The records below are split into lines. How many of those lines contain the string "getObject"? Reply with the number only.

━━━ DATA FOR PROCESSING ━━━

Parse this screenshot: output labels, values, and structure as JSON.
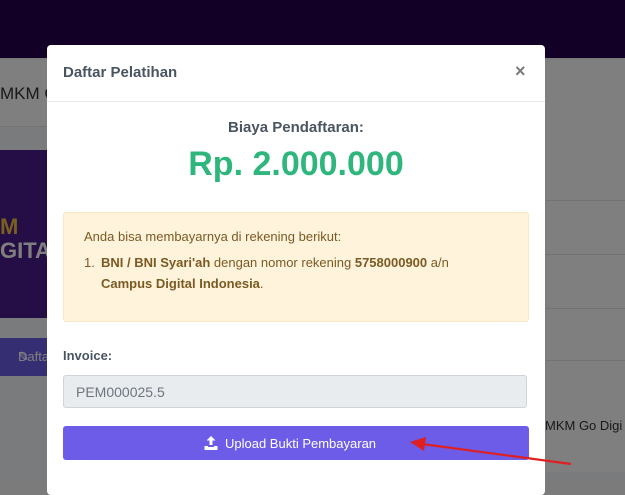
{
  "background": {
    "header_title": "MKM Go",
    "banner_line1": "M",
    "banner_line2": "GITAL",
    "register_button": "Dafta",
    "right_text": "MKM Go Digi"
  },
  "modal": {
    "title": "Daftar Pelatihan",
    "close": "×",
    "fee_label": "Biaya Pendaftaran:",
    "fee_amount": "Rp. 2.000.000",
    "info": {
      "intro": "Anda bisa membayarnya di rekening berikut:",
      "item_number": "1.",
      "bank": "BNI / BNI Syari'ah",
      "middle": " dengan nomor rekening ",
      "account_number": "5758000900",
      "an": " a/n",
      "account_name": "Campus Digital Indonesia",
      "period": "."
    },
    "invoice_label": "Invoice:",
    "invoice_value": "PEM000025.5",
    "upload_button": "Upload Bukti Pembayaran"
  },
  "colors": {
    "accent": "#6c5ce7",
    "amount": "#2fb67c",
    "alert_bg": "#fff3dc",
    "annotation_arrow": "#e02020"
  }
}
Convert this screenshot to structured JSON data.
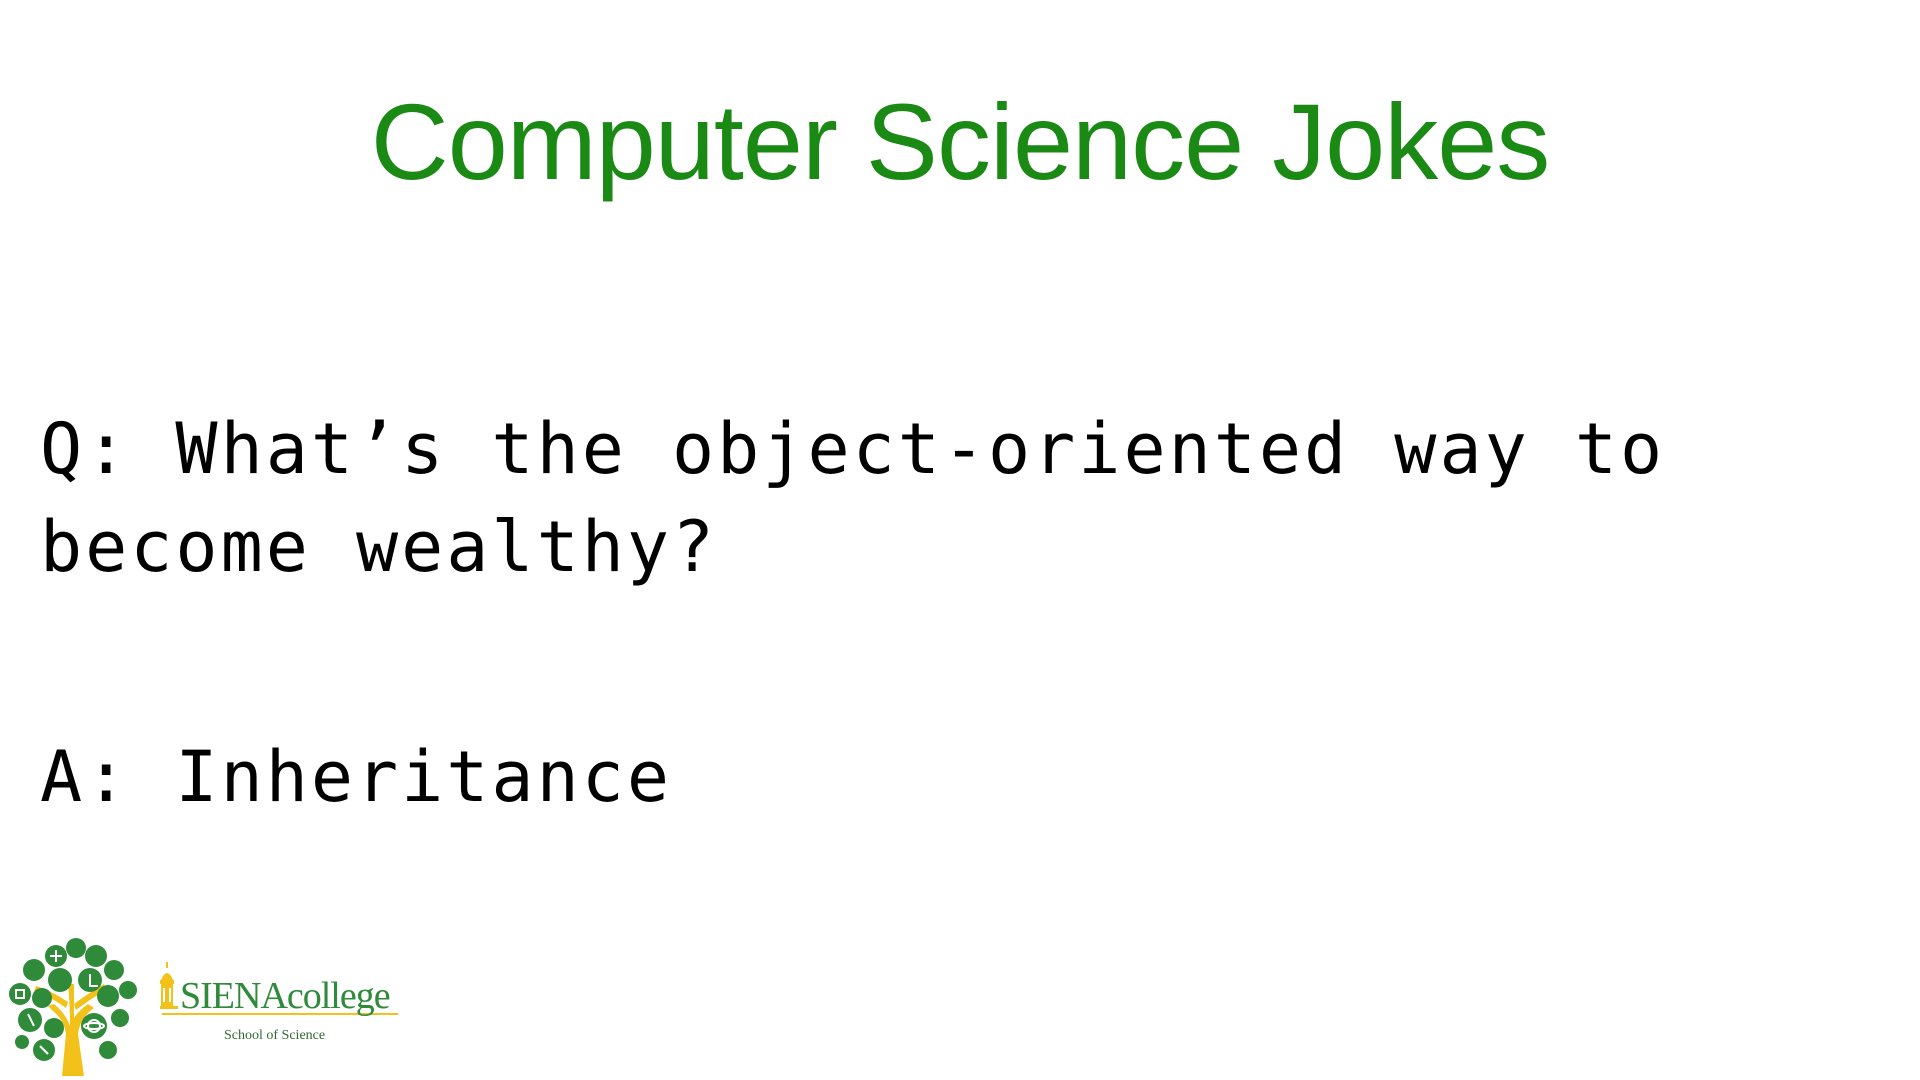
{
  "slide": {
    "title": "Computer Science Jokes",
    "question": "Q: What’s the object-oriented way to become wealthy?",
    "answer": "A: Inheritance"
  },
  "footer": {
    "school_wordmark": "SIENAcollege",
    "school_subtitle": "School of Science",
    "tree_logo_icon": "science-tree-icon",
    "dome_icon": "dome-building-icon"
  },
  "colors": {
    "title_green": "#1a8a14",
    "logo_green": "#2f8a3a",
    "logo_gold": "#f2c21b",
    "text_black": "#000000"
  }
}
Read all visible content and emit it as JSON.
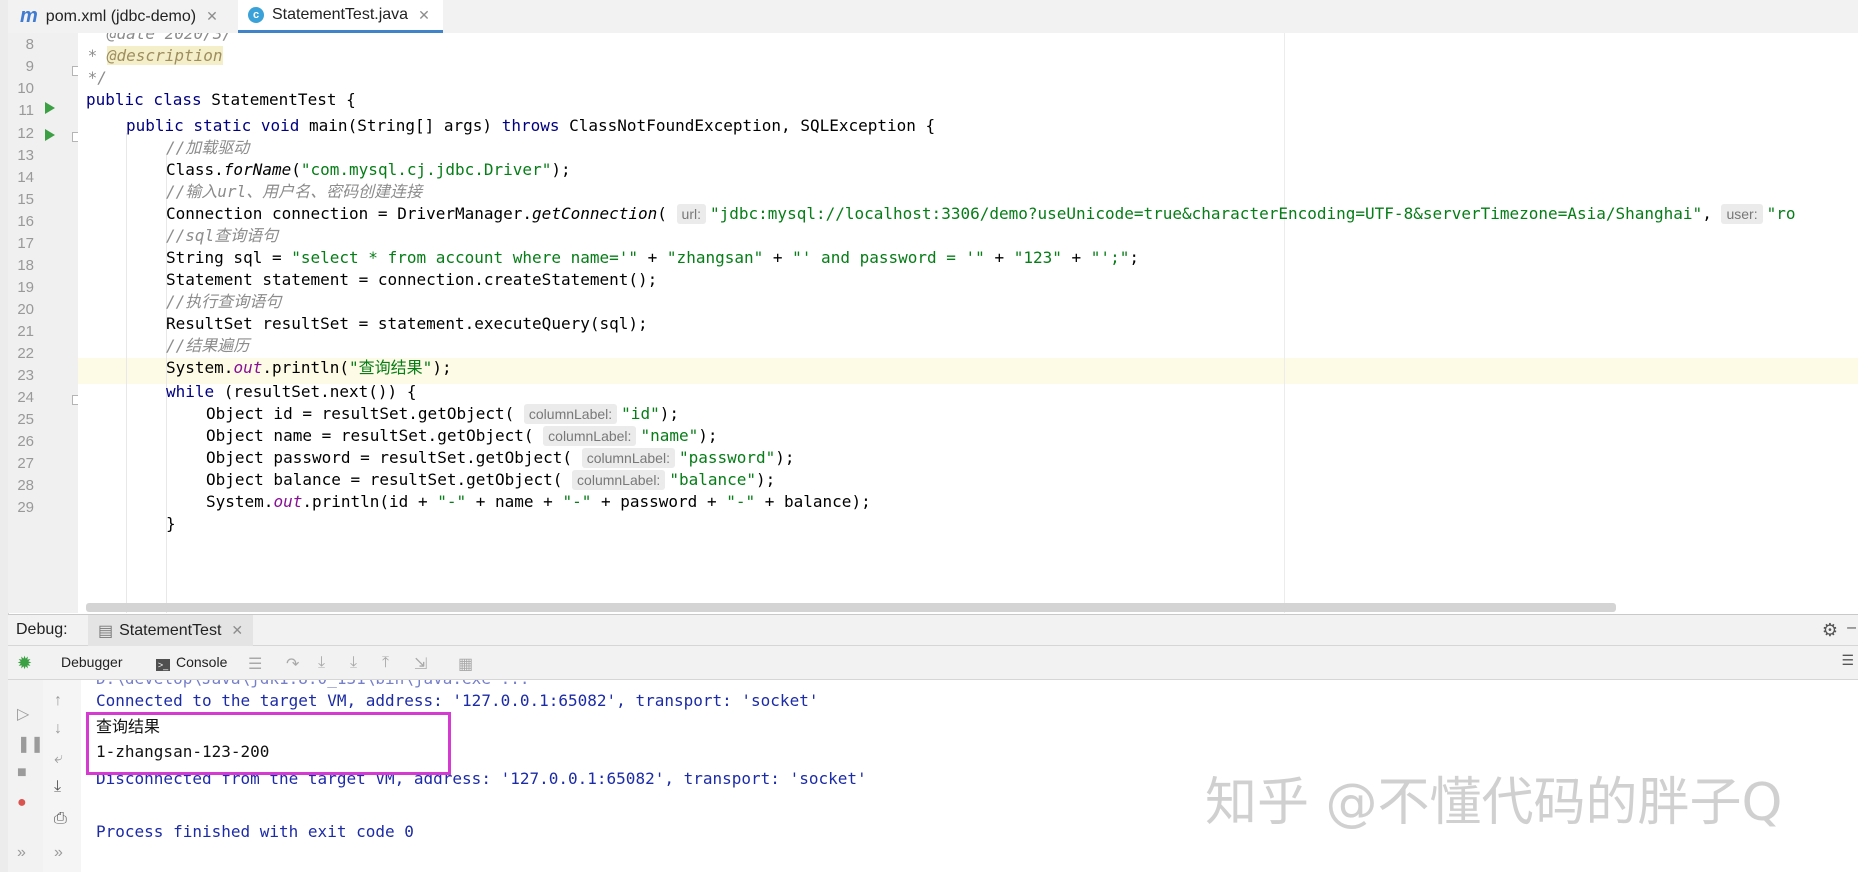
{
  "tabs": [
    {
      "icon": "m",
      "label": "pom.xml (jdbc-demo)",
      "active": false
    },
    {
      "icon": "c",
      "label": "StatementTest.java",
      "active": true
    }
  ],
  "editor": {
    "line_numbers": [
      "8",
      "9",
      "10",
      "11",
      "12",
      "13",
      "14",
      "15",
      "16",
      "17",
      "18",
      "19",
      "20",
      "21",
      "22",
      "23",
      "24",
      "25",
      "26",
      "27",
      "28",
      "29"
    ],
    "lines": {
      "l7_partial": "   @date 2020/3/",
      "l8_star": " * ",
      "l8_tag": "@description",
      "l9": " */",
      "l10_kw": "public class ",
      "l10_rest": "StatementTest {",
      "l11_kw1": "public static void ",
      "l11_mid": "main(String[] args) ",
      "l11_kw2": "throws ",
      "l11_rest": "ClassNotFoundException, SQLException {",
      "l12": "//加载驱动",
      "l13_a": "Class.",
      "l13_b": "forName",
      "l13_c": "(",
      "l13_str": "\"com.mysql.cj.jdbc.Driver\"",
      "l13_d": ");",
      "l14": "//输入url、用户名、密码创建连接",
      "l15_a": "Connection connection = DriverManager.",
      "l15_b": "getConnection",
      "l15_c": "( ",
      "l15_hint1": "url:",
      "l15_str": "\"jdbc:mysql://localhost:3306/demo?useUnicode=true&characterEncoding=UTF-8&serverTimezone=Asia/Shanghai\"",
      "l15_d": ", ",
      "l15_hint2": "user:",
      "l15_str2": "\"ro",
      "l16": "//sql查询语句",
      "l17_a": "String sql = ",
      "l17_s1": "\"select * from account where name='\"",
      "l17_p1": " + ",
      "l17_s2": "\"zhangsan\"",
      "l17_p2": " + ",
      "l17_s3": "\"' and password = '\"",
      "l17_p3": " + ",
      "l17_s4": "\"123\"",
      "l17_p4": " + ",
      "l17_s5": "\"';\"",
      "l17_e": ";",
      "l18": "Statement statement = connection.createStatement();",
      "l19": "//执行查询语句",
      "l20": "ResultSet resultSet = statement.executeQuery(sql);",
      "l21": "//结果遍历",
      "l22_a": "System.",
      "l22_out": "out",
      "l22_b": ".println(",
      "l22_str": "\"查询结果\"",
      "l22_c": ");",
      "l23_kw": "while ",
      "l23_rest": "(resultSet.next()) {",
      "l24_a": "Object id = resultSet.getObject( ",
      "l24_str": "\"id\"",
      "l25_a": "Object name = resultSet.getObject( ",
      "l25_str": "\"name\"",
      "l26_a": "Object password = resultSet.getObject( ",
      "l26_str": "\"password\"",
      "l27_a": "Object balance = resultSet.getObject( ",
      "l27_str": "\"balance\"",
      "hint_col": "columnLabel:",
      "close": ");",
      "l28_a": "System.",
      "l28_out": "out",
      "l28_b": ".println(id + ",
      "l28_s1": "\"-\"",
      "l28_c": " + name + ",
      "l28_d": " + password + ",
      "l28_e": " + balance);",
      "l29": "}"
    }
  },
  "debug": {
    "label": "Debug:",
    "tab": "StatementTest",
    "debugger_label": "Debugger",
    "console_label": "Console"
  },
  "console": {
    "partial_top": "D:\\develop\\Java\\jdk1.8.0_131\\bin\\java.exe ...",
    "connected": "Connected to the target VM, address: '127.0.0.1:65082', transport: 'socket'",
    "result_title": "查询结果",
    "result_row": "1-zhangsan-123-200",
    "disconnected": "Disconnected from the target VM, address: '127.0.0.1:65082', transport: 'socket'",
    "finished": "Process finished with exit code 0"
  },
  "watermark": "知乎 @不懂代码的胖子Q",
  "colors": {
    "highlight_box": "#d53bd0",
    "accent_tab": "#4083c9"
  }
}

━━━

[TASK RESPONSE]
4